The reason for this is simple: what one man insists, another man can disagree with and neither has the power or authority to say they are more right than the other. John Connor says its "just wrong" to kill people. John Wayne Gacy says otherwise - which is right? In an ethical system without an objective, transcendent authority neither. Or both, depending on your viewpoint. The only way you can come to any sort of compelling ethical system without that authority is to simply insist on your way and have the mortal power to force others to go a long with you. They may disagree, but you can have the power to compel them to pretend otherwise, for a time.

And that's what's lacking for Cameron and the characters he writes: no transcendent authority. There's no one to say "this is right, this is wrong" and have the power to do so. If mere humanity determines right and wrong - especially based on gut instinct or tradition - then anything can be called right, or wrong. And in the end, that means nothing is.


lance said...

"Why is it wrong to kill? Because an absolute, objective authority has said so."

Good thoughts on the movie today. I feel much the same about Furlongs acting. But, I have a question that I would love for you to expound on if you would please. I think we know each other will enough to know I am not trying to be snarky or anything I would like to hear your position on this issue. When I read the quoted phrase above my thought is well obviously that is God. But, and freely I will admit that this is most likely a failing of mine, on the heels of that thought comes this.

"What about King David and Sampson and myriad of other figures in the bible who killed because God told them to?" Was the act still wrong and God forgave them? I know there is not an easy answer to this and I know you do not intend for this to be a theology and philosophy blog but I would love to see some discussion on this.
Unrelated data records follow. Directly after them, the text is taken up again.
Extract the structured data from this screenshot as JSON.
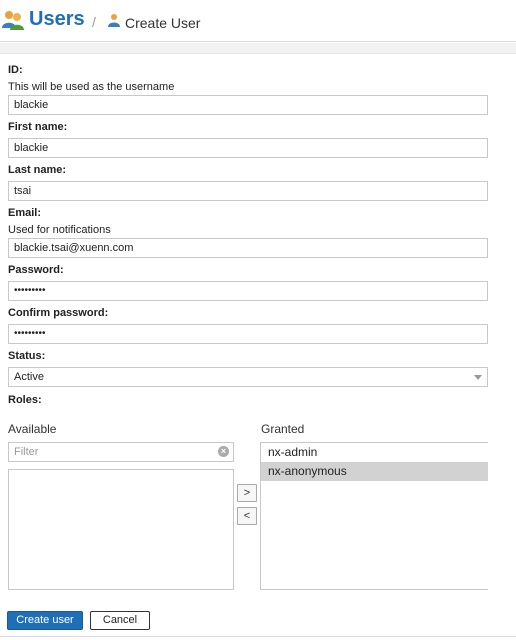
{
  "header": {
    "title": "Users",
    "separator": "/",
    "subtitle": "Create User"
  },
  "form": {
    "id": {
      "label": "ID:",
      "help": "This will be used as the username",
      "value": "blackie"
    },
    "first_name": {
      "label": "First name:",
      "value": "blackie"
    },
    "last_name": {
      "label": "Last name:",
      "value": "tsai"
    },
    "email": {
      "label": "Email:",
      "help": "Used for notifications",
      "value": "blackie.tsai@xuenn.com"
    },
    "password": {
      "label": "Password:",
      "value": "•••••••••"
    },
    "confirm_password": {
      "label": "Confirm password:",
      "value": "•••••••••"
    },
    "status": {
      "label": "Status:",
      "value": "Active"
    },
    "roles": {
      "label": "Roles:",
      "available_title": "Available",
      "filter_placeholder": "Filter",
      "granted_title": "Granted",
      "move_right": ">",
      "move_left": "<",
      "granted": [
        {
          "name": "nx-admin",
          "selected": false
        },
        {
          "name": "nx-anonymous",
          "selected": true
        }
      ]
    }
  },
  "actions": {
    "create_label": "Create user",
    "cancel_label": "Cancel"
  },
  "colors": {
    "accent": "#1f6fb8",
    "selected_row": "#d2d2d2"
  },
  "icons": {
    "header": "users-icon",
    "breadcrumb": "user-icon",
    "filter_clear": "clear-icon",
    "status_dropdown": "chevron-down-icon"
  }
}
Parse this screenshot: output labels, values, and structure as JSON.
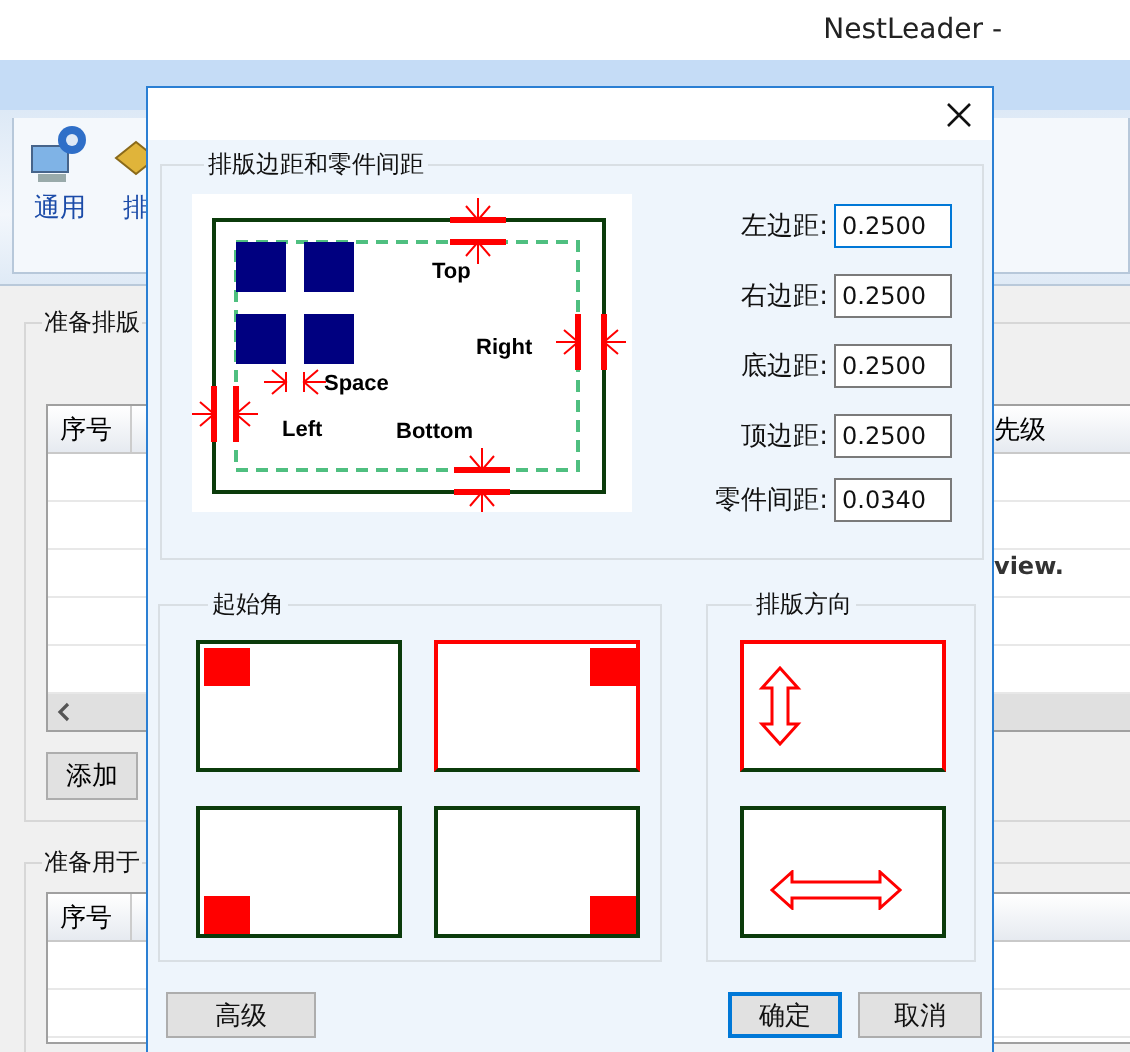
{
  "app": {
    "title": "NestLeader -",
    "toolbar": [
      {
        "label": "通用",
        "kind": "gear"
      },
      {
        "label": "排",
        "kind": "diamond"
      }
    ],
    "group_1": {
      "title": "准备排版",
      "columns": [
        "序号",
        "先级"
      ],
      "note": "view.",
      "add_button": "添加"
    },
    "group_2": {
      "title": "准备用于",
      "columns": [
        "序号"
      ]
    }
  },
  "dialog": {
    "margins": {
      "title": "排版边距和零件间距",
      "diagram_labels": {
        "top": "Top",
        "right": "Right",
        "space": "Space",
        "left": "Left",
        "bottom": "Bottom"
      },
      "fields": [
        {
          "label": "左边距:",
          "value": "0.2500",
          "focused": true
        },
        {
          "label": "右边距:",
          "value": "0.2500",
          "focused": false
        },
        {
          "label": "底边距:",
          "value": "0.2500",
          "focused": false
        },
        {
          "label": "顶边距:",
          "value": "0.2500",
          "focused": false
        },
        {
          "label": "零件间距:",
          "value": "0.0340",
          "focused": false
        }
      ]
    },
    "start_corner": {
      "title": "起始角",
      "options": [
        {
          "kind": "top-left",
          "selected": false
        },
        {
          "kind": "top-right",
          "selected": true
        },
        {
          "kind": "bottom-left",
          "selected": false
        },
        {
          "kind": "bottom-right",
          "selected": false
        }
      ]
    },
    "direction": {
      "title": "排版方向",
      "options": [
        {
          "kind": "vertical",
          "selected": true
        },
        {
          "kind": "horizontal",
          "selected": false
        }
      ]
    },
    "buttons": [
      {
        "label": "高级",
        "default": false
      },
      {
        "label": "确定",
        "default": true
      },
      {
        "label": "取消",
        "default": false
      }
    ]
  }
}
I think many books and films touch on this question as well.

Christopher Taylor said...

It all comes down to the same basic point of who has the authority to say what's right and what's wrong. If there is one absolute, objective authority who we find our ethical bases in, then that authority serves for both right and wrong.

Thus, if that authority tells you to do something, you ought to do it - it is ethically compelling. If that authority tells you not to do something you ought to refrain.

Think of your mom when you were a kid. She'd tell you not to touch the stove, or not to pick up a knife. Then later on she'd tell you to wash the stove off or pick up a knife - was she being hypocritical or contradictory? Someone who didn't know what was going on or why might think so.

Yet because she was your proper authority she could tell you what you should and should not do, and sometimes that can conflict with previous directives. You ought not touch the stove when she says not to - because in her wisdom she knows it is hot and dangerous and you're not ready to handle that. Then when the stove is not dangerous and you're under supervision, its ok to touch the stove.

That's why God says "thou shalt not kill" (murder in the original language) then command the Israelites to kill the Caananites: he's the authority, He has that proper position and power, He knows what He's doing and why.

Consider the surgeon. It's wrong to cut into people, especially hack parts out of them. If someone had no idea what a surgeon was or what an operation was, he might be horrified that the surgeon knocked out some poor sap with gas, then hacked him apart and took pieces out.

And this blog isn't really about any specific thing; in fact I tend to focus more on philosophy and culture than any other single topic.

Eric said...

Interesting... having just taken the family to see Avatar last night (which I thought was a much better movie, special effects aside, than it is widely being given credit for), I think Cameron attempted to address this in the movie, although in somewhat non-absolutist terms. Have you seen the movie yet?

lance said...

Thanks CT, those are better thought out answers then I have heard most people give. You should devote a bigger piece to digging deeper into that.